» Data for this exercise:

......

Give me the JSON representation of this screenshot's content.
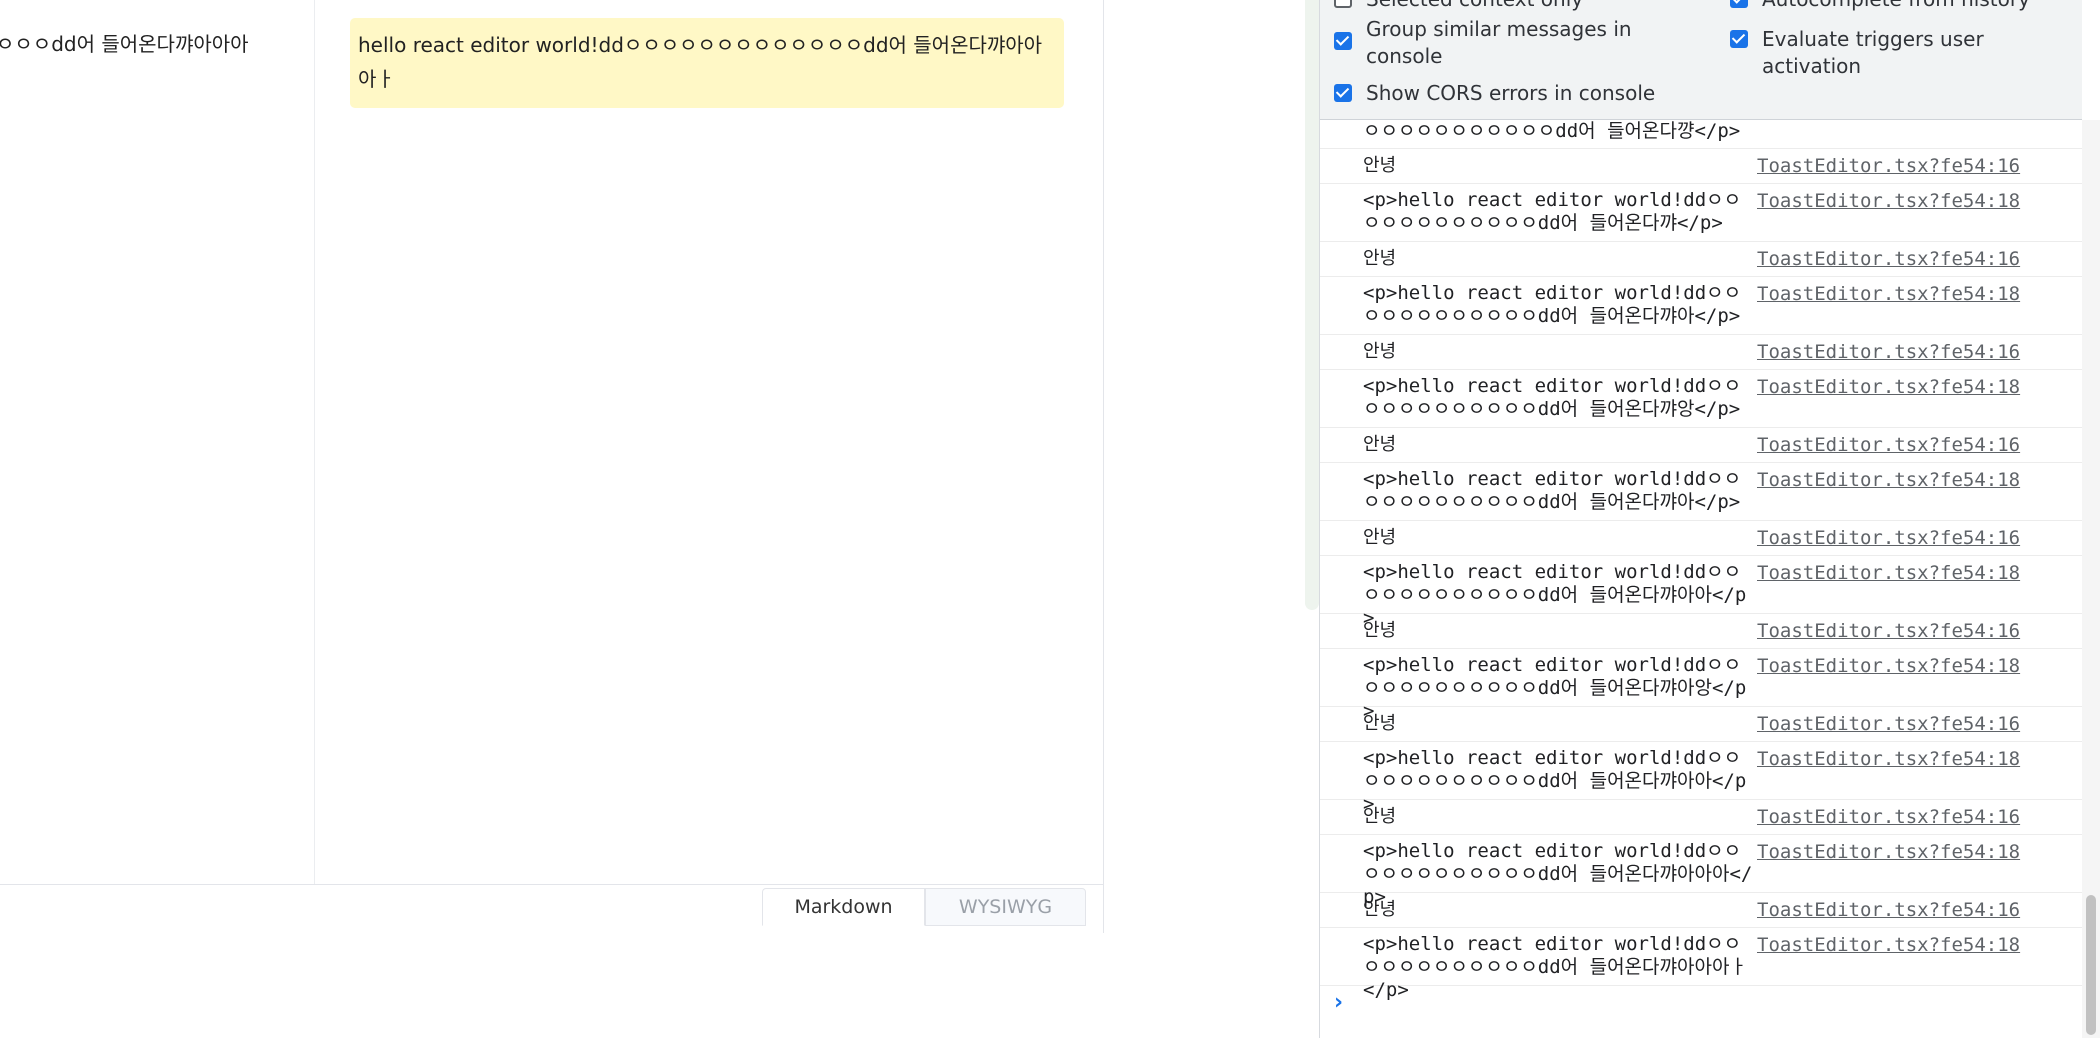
{
  "editor": {
    "markdown_line": "ㅇㅇㅇdd어 들어온다꺄아아아",
    "preview_text": "hello react editor world!ddㅇㅇㅇㅇㅇㅇㅇㅇㅇㅇㅇㅇㅇdd어 들어온다꺄아아아ㅏ",
    "tabs": {
      "markdown": "Markdown",
      "wysiwyg": "WYSIWYG"
    }
  },
  "devtools": {
    "settings": {
      "clipped_left": "Selected context only",
      "clipped_right": "Autocomplete from history",
      "group_similar": "Group similar messages in console",
      "evaluate_triggers": "Evaluate triggers user activation",
      "show_cors": "Show CORS errors in console"
    },
    "console": {
      "top_clipped": "ㅇㅇㅇㅇㅇㅇㅇㅇㅇㅇㅇdd어 들어온다꺙</p>",
      "rows": [
        {
          "msg": "안녕",
          "src": "ToastEditor.tsx?fe54:16"
        },
        {
          "msg": "<p>hello react editor world!ddㅇㅇㅇㅇㅇㅇㅇㅇㅇㅇㅇㅇdd어 들어온다꺄</p>",
          "src": "ToastEditor.tsx?fe54:18"
        },
        {
          "msg": "안녕",
          "src": "ToastEditor.tsx?fe54:16"
        },
        {
          "msg": "<p>hello react editor world!ddㅇㅇㅇㅇㅇㅇㅇㅇㅇㅇㅇㅇdd어 들어온다꺄아</p>",
          "src": "ToastEditor.tsx?fe54:18"
        },
        {
          "msg": "안녕",
          "src": "ToastEditor.tsx?fe54:16"
        },
        {
          "msg": "<p>hello react editor world!ddㅇㅇㅇㅇㅇㅇㅇㅇㅇㅇㅇㅇdd어 들어온다꺄앙</p>",
          "src": "ToastEditor.tsx?fe54:18"
        },
        {
          "msg": "안녕",
          "src": "ToastEditor.tsx?fe54:16"
        },
        {
          "msg": "<p>hello react editor world!ddㅇㅇㅇㅇㅇㅇㅇㅇㅇㅇㅇㅇdd어 들어온다꺄아</p>",
          "src": "ToastEditor.tsx?fe54:18"
        },
        {
          "msg": "안녕",
          "src": "ToastEditor.tsx?fe54:16"
        },
        {
          "msg": "<p>hello react editor world!ddㅇㅇㅇㅇㅇㅇㅇㅇㅇㅇㅇㅇdd어 들어온다꺄아아</p>",
          "src": "ToastEditor.tsx?fe54:18"
        },
        {
          "msg": "안녕",
          "src": "ToastEditor.tsx?fe54:16"
        },
        {
          "msg": "<p>hello react editor world!ddㅇㅇㅇㅇㅇㅇㅇㅇㅇㅇㅇㅇdd어 들어온다꺄아앙</p>",
          "src": "ToastEditor.tsx?fe54:18"
        },
        {
          "msg": "안녕",
          "src": "ToastEditor.tsx?fe54:16"
        },
        {
          "msg": "<p>hello react editor world!ddㅇㅇㅇㅇㅇㅇㅇㅇㅇㅇㅇㅇdd어 들어온다꺄아아</p>",
          "src": "ToastEditor.tsx?fe54:18"
        },
        {
          "msg": "안녕",
          "src": "ToastEditor.tsx?fe54:16"
        },
        {
          "msg": "<p>hello react editor world!ddㅇㅇㅇㅇㅇㅇㅇㅇㅇㅇㅇㅇdd어 들어온다꺄아아아</p>",
          "src": "ToastEditor.tsx?fe54:18"
        },
        {
          "msg": "안녕",
          "src": "ToastEditor.tsx?fe54:16"
        },
        {
          "msg": "<p>hello react editor world!ddㅇㅇㅇㅇㅇㅇㅇㅇㅇㅇㅇㅇdd어 들어온다꺄아아아ㅏ</p>",
          "src": "ToastEditor.tsx?fe54:18"
        }
      ],
      "prompt_icon": "chevron-right-icon"
    }
  },
  "colors": {
    "accent": "#1a73e8",
    "highlight": "#fff8c6"
  }
}
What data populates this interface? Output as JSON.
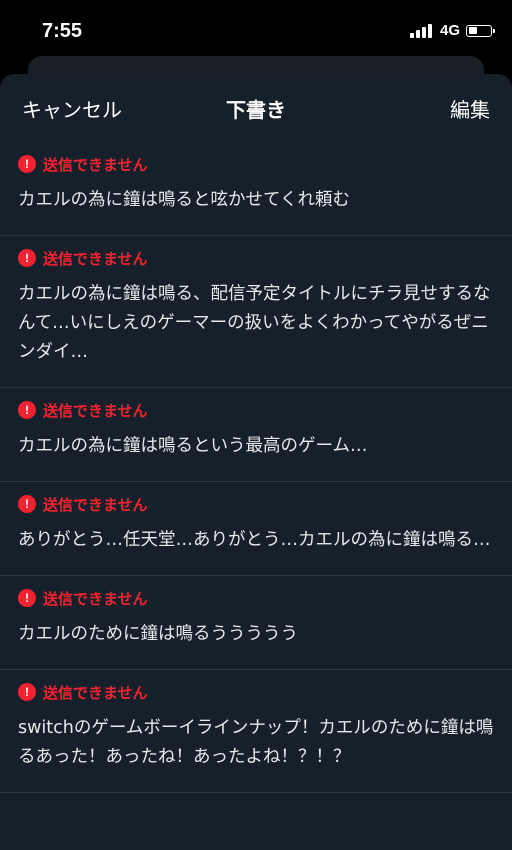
{
  "status_bar": {
    "time": "7:55",
    "network": "4G",
    "icons": [
      "signal-icon",
      "battery-icon"
    ],
    "battery_level": 0.4
  },
  "header": {
    "cancel_label": "キャンセル",
    "title": "下書き",
    "edit_label": "編集"
  },
  "colors": {
    "error": "#f4212e",
    "sheet_background": "#15202b",
    "divider": "#2f3b47"
  },
  "drafts": [
    {
      "error_icon": "!",
      "error": "送信できません",
      "text": "カエルの為に鐘は鳴ると呟かせてくれ頼む"
    },
    {
      "error_icon": "!",
      "error": "送信できません",
      "text": "カエルの為に鐘は鳴る、配信予定タイトルにチラ見せするなんて…いにしえのゲーマーの扱いをよくわかってやがるぜニンダイ…"
    },
    {
      "error_icon": "!",
      "error": "送信できません",
      "text": "カエルの為に鐘は鳴るという最高のゲーム…"
    },
    {
      "error_icon": "!",
      "error": "送信できません",
      "text": "ありがとう…任天堂…ありがとう…カエルの為に鐘は鳴る…"
    },
    {
      "error_icon": "!",
      "error": "送信できません",
      "text": "カエルのために鐘は鳴るううううう"
    },
    {
      "error_icon": "!",
      "error": "送信できません",
      "text": "switchのゲームボーイラインナップ！カエルのために鐘は鳴るあった！あったね！あったよね！？！？"
    }
  ]
}
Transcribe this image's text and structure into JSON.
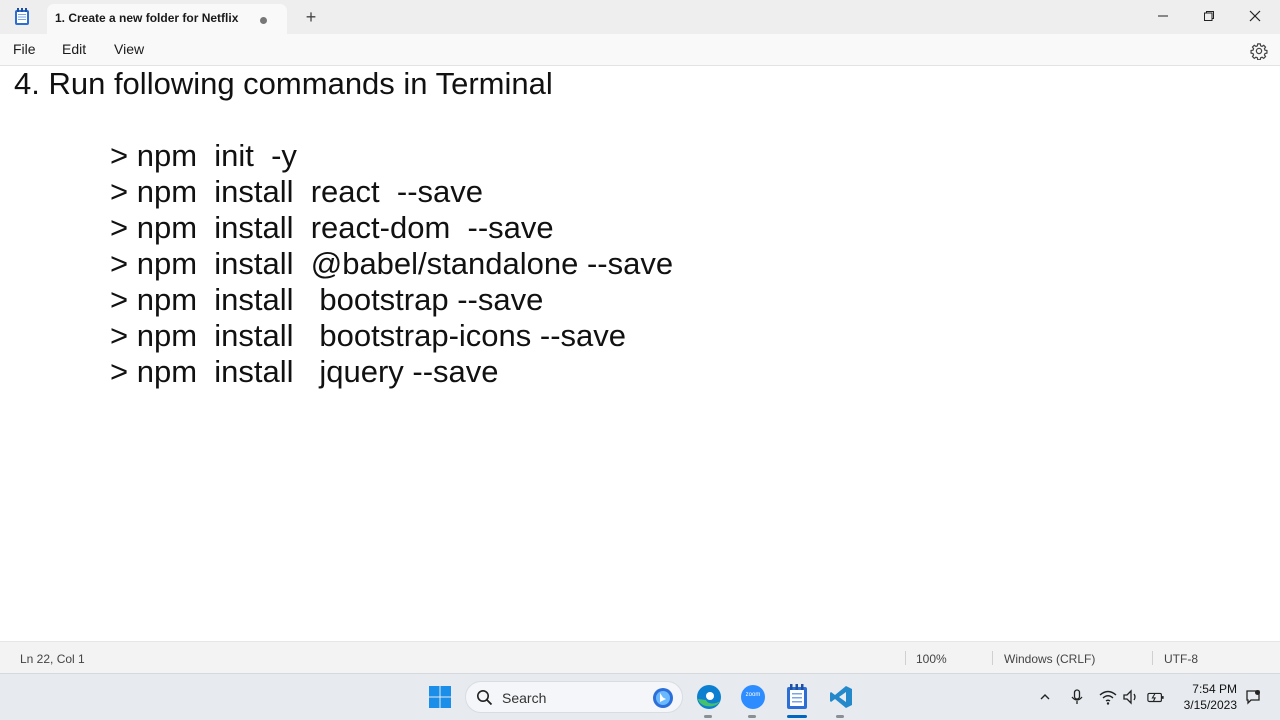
{
  "window": {
    "tab_title": "1. Create a new folder for Netflix"
  },
  "menu": {
    "file": "File",
    "edit": "Edit",
    "view": "View"
  },
  "editor": {
    "lines": [
      "4. Run following commands in Terminal",
      "> npm  init  -y",
      "> npm  install  react  --save",
      "> npm  install  react-dom  --save",
      "> npm  install  @babel/standalone --save",
      "> npm  install   bootstrap --save",
      "> npm  install   bootstrap-icons --save",
      "> npm  install   jquery --save"
    ]
  },
  "status": {
    "position": "Ln 22, Col 1",
    "zoom": "100%",
    "line_ending": "Windows (CRLF)",
    "encoding": "UTF-8"
  },
  "taskbar": {
    "search_label": "Search",
    "zoom_label": "zoom",
    "time": "7:54 PM",
    "date": "3/15/2023"
  },
  "colors": {
    "accent": "#0067c0",
    "edge_blue": "#0c7fd1",
    "edge_green": "#45c16d",
    "vscode_blue": "#2489ca",
    "zoom_blue": "#2d8cff"
  },
  "icons": [
    "notepad-icon",
    "close-icon",
    "plus-icon",
    "minimize-icon",
    "maximize-icon",
    "gear-icon",
    "windows-icon",
    "search-icon",
    "bing-icon",
    "edge-icon",
    "zoom-icon",
    "vscode-icon",
    "chevron-up-icon",
    "microphone-icon",
    "wifi-icon",
    "speaker-icon",
    "battery-icon",
    "notification-icon"
  ]
}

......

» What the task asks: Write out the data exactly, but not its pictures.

» Response to this exercise:
Give me the JSON representation of this screenshot's content.
{
  "editor": {
    "markdown_line": "ㅇㅇㅇdd어 들어온다꺄아아아",
    "preview_text": "hello react editor world!ddㅇㅇㅇㅇㅇㅇㅇㅇㅇㅇㅇㅇㅇdd어 들어온다꺄아아아ㅏ",
    "tabs": {
      "markdown": "Markdown",
      "wysiwyg": "WYSIWYG"
    }
  },
  "devtools": {
    "settings": {
      "clipped_left": "Selected context only",
      "clipped_right": "Autocomplete from history",
      "group_similar": "Group similar messages in console",
      "evaluate_triggers": "Evaluate triggers user activation",
      "show_cors": "Show CORS errors in console"
    },
    "console": {
      "top_clipped": "ㅇㅇㅇㅇㅇㅇㅇㅇㅇㅇㅇdd어 들어온다꺙</p>",
      "rows": [
        {
          "msg": "안녕",
          "src": "ToastEditor.tsx?fe54:16"
        },
        {
          "msg": "<p>hello react editor world!ddㅇㅇㅇㅇㅇㅇㅇㅇㅇㅇㅇㅇdd어 들어온다꺄</p>",
          "src": "ToastEditor.tsx?fe54:18"
        },
        {
          "msg": "안녕",
          "src": "ToastEditor.tsx?fe54:16"
        },
        {
          "msg": "<p>hello react editor world!ddㅇㅇㅇㅇㅇㅇㅇㅇㅇㅇㅇㅇdd어 들어온다꺄아</p>",
          "src": "ToastEditor.tsx?fe54:18"
        },
        {
          "msg": "안녕",
          "src": "ToastEditor.tsx?fe54:16"
        },
        {
          "msg": "<p>hello react editor world!ddㅇㅇㅇㅇㅇㅇㅇㅇㅇㅇㅇㅇdd어 들어온다꺄앙</p>",
          "src": "ToastEditor.tsx?fe54:18"
        },
        {
          "msg": "안녕",
          "src": "ToastEditor.tsx?fe54:16"
        },
        {
          "msg": "<p>hello react editor world!ddㅇㅇㅇㅇㅇㅇㅇㅇㅇㅇㅇㅇdd어 들어온다꺄아</p>",
          "src": "ToastEditor.tsx?fe54:18"
        },
        {
          "msg": "안녕",
          "src": "ToastEditor.tsx?fe54:16"
        },
        {
          "msg": "<p>hello react editor world!ddㅇㅇㅇㅇㅇㅇㅇㅇㅇㅇㅇㅇdd어 들어온다꺄아아</p>",
          "src": "ToastEditor.tsx?fe54:18"
        },
        {
          "msg": "안녕",
          "src": "ToastEditor.tsx?fe54:16"
        },
        {
          "msg": "<p>hello react editor world!ddㅇㅇㅇㅇㅇㅇㅇㅇㅇㅇㅇㅇdd어 들어온다꺄아앙</p>",
          "src": "ToastEditor.tsx?fe54:18"
        },
        {
          "msg": "안녕",
          "src": "ToastEditor.tsx?fe54:16"
        },
        {
          "msg": "<p>hello react editor world!ddㅇㅇㅇㅇㅇㅇㅇㅇㅇㅇㅇㅇdd어 들어온다꺄아아</p>",
          "src": "ToastEditor.tsx?fe54:18"
        },
        {
          "msg": "안녕",
          "src": "ToastEditor.tsx?fe54:16"
        },
        {
          "msg": "<p>hello react editor world!ddㅇㅇㅇㅇㅇㅇㅇㅇㅇㅇㅇㅇdd어 들어온다꺄아아아</p>",
          "src": "ToastEditor.tsx?fe54:18"
        },
        {
          "msg": "안녕",
          "src": "ToastEditor.tsx?fe54:16"
        },
        {
          "msg": "<p>hello react editor world!ddㅇㅇㅇㅇㅇㅇㅇㅇㅇㅇㅇㅇdd어 들어온다꺄아아아ㅏ</p>",
          "src": "ToastEditor.tsx?fe54:18"
        }
      ],
      "prompt_icon": "chevron-right-icon"
    }
  },
  "colors": {
    "accent": "#1a73e8",
    "highlight": "#fff8c6"
  }
}
What data populates this interface? Output as JSON.
{
  "status_bar": {
    "time": "7:55",
    "network": "4G",
    "icons": [
      "signal-icon",
      "battery-icon"
    ],
    "battery_level": 0.4
  },
  "header": {
    "cancel_label": "キャンセル",
    "title": "下書き",
    "edit_label": "編集"
  },
  "colors": {
    "error": "#f4212e",
    "sheet_background": "#15202b",
    "divider": "#2f3b47"
  },
  "drafts": [
    {
      "error_icon": "!",
      "error": "送信できません",
      "text": "カエルの為に鐘は鳴ると呟かせてくれ頼む"
    },
    {
      "error_icon": "!",
      "error": "送信できません",
      "text": "カエルの為に鐘は鳴る、配信予定タイトルにチラ見せするなんて…いにしえのゲーマーの扱いをよくわかってやがるぜニンダイ…"
    },
    {
      "error_icon": "!",
      "error": "送信できません",
      "text": "カエルの為に鐘は鳴るという最高のゲーム…"
    },
    {
      "error_icon": "!",
      "error": "送信できません",
      "text": "ありがとう…任天堂…ありがとう…カエルの為に鐘は鳴る…"
    },
    {
      "error_icon": "!",
      "error": "送信できません",
      "text": "カエルのために鐘は鳴るううううう"
    },
    {
      "error_icon": "!",
      "error": "送信できません",
      "text": "switchのゲームボーイラインナップ！カエルのために鐘は鳴るあった！あったね！あったよね！？！？"
    }
  ]
}
Transcribe this image's text and structure into JSON.
{
  "window": {
    "tab_title": "1. Create a new folder for Netflix"
  },
  "menu": {
    "file": "File",
    "edit": "Edit",
    "view": "View"
  },
  "editor": {
    "lines": [
      "4. Run following commands in Terminal",
      "> npm  init  -y",
      "> npm  install  react  --save",
      "> npm  install  react-dom  --save",
      "> npm  install  @babel/standalone --save",
      "> npm  install   bootstrap --save",
      "> npm  install   bootstrap-icons --save",
      "> npm  install   jquery --save"
    ]
  },
  "status": {
    "position": "Ln 22, Col 1",
    "zoom": "100%",
    "line_ending": "Windows (CRLF)",
    "encoding": "UTF-8"
  },
  "taskbar": {
    "search_label": "Search",
    "zoom_label": "zoom",
    "time": "7:54 PM",
    "date": "3/15/2023"
  },
  "colors": {
    "accent": "#0067c0",
    "edge_blue": "#0c7fd1",
    "edge_green": "#45c16d",
    "vscode_blue": "#2489ca",
    "zoom_blue": "#2d8cff"
  },
  "icons": [
    "notepad-icon",
    "close-icon",
    "plus-icon",
    "minimize-icon",
    "maximize-icon",
    "gear-icon",
    "windows-icon",
    "search-icon",
    "bing-icon",
    "edge-icon",
    "zoom-icon",
    "vscode-icon",
    "chevron-up-icon",
    "microphone-icon",
    "wifi-icon",
    "speaker-icon",
    "battery-icon",
    "notification-icon"
  ]
}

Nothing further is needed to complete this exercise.